La Paz - Firearms found by Bolivian police in a US embassy van on Tuesday - an incident called a threat to national security - are for local police tasked with protecting US installations, US diplomats said.
Bolivian Interior Minister Carlos Romero earlier said the discovery of three Remington shotguns, a 38-caliber Smith and Wesson revolver and more than 2000 38-caliber cartridges had "put the security of the nation in danger".
The weapons were found when the embassy vehicle was stopped and checked in the city of Trinidad, in north-eastern Bolivia.
In a statement in Spanish, the US embassy said it "provides a limited amount of weapons and ammunition to the Bolivian police for the protection of our diplomatic installations, as we do in many countries around the world".
Bolivian authorities "were properly informed of the scheduled weapons transfer" on Monday, the embassy said.
Police also found a computer and three items that Romero described as "communications equipment".
The van was stopped as it was entering the headquarters of the UMOPAR, an anti-drug police unit funded and equipped by the US government, a separate government statement read.
The embassy promised full cooperation into any Bolivian probe of the incident.
Under President Evo Morales, a close ally of Venezuelan President Hugo Chavez, Bolivia and the United States have had tense relations.
Ties took a turn for the worse under former US leader George W Bush, with the expulsion of ambassadors from both countries in late 2008. Agents from the US Drug Enforcement Administration were also ejected from La Paz.
A slight improvement took hold two years ago, with a series of bilateral meetings, and a three-way agreement between Bolivia, the US and Brazil late last year on battling illegal coca production.

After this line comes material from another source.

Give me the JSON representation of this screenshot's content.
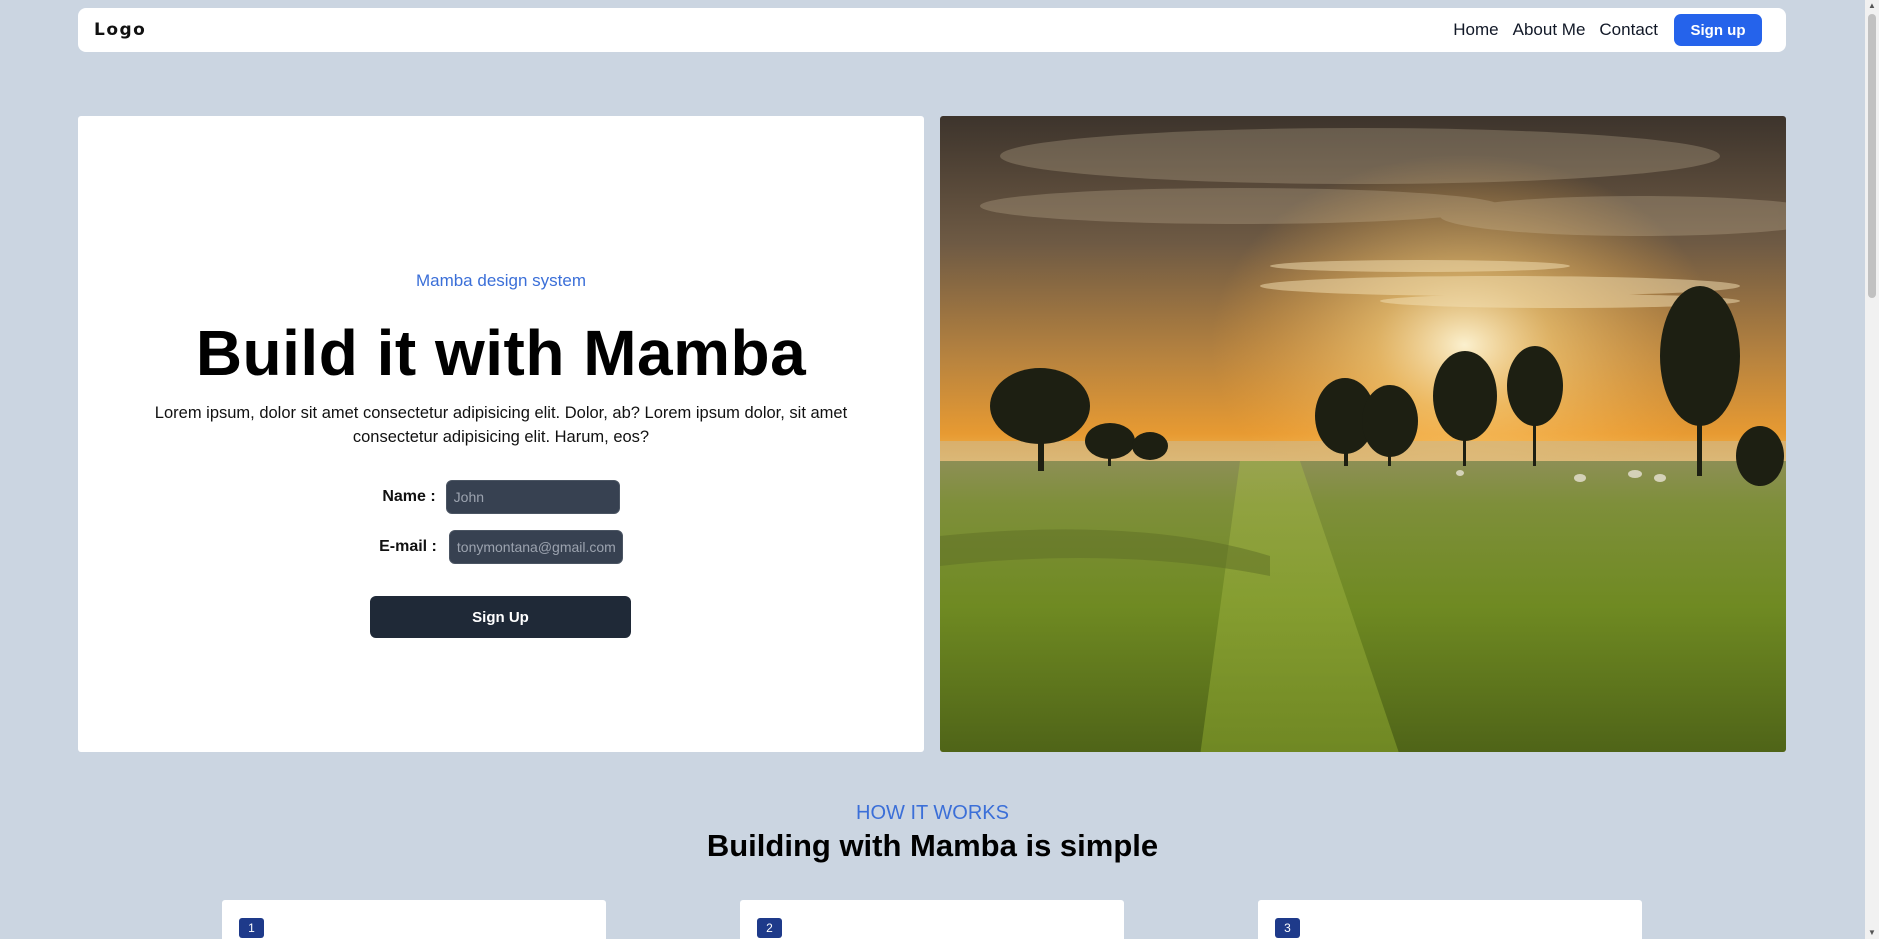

In late February, La Paz and Washington announced that they would exchange ambassadors as soon as this year, but earlier this month, Morales warned he would shut the US embassy if Washington interfered in his country's affairs.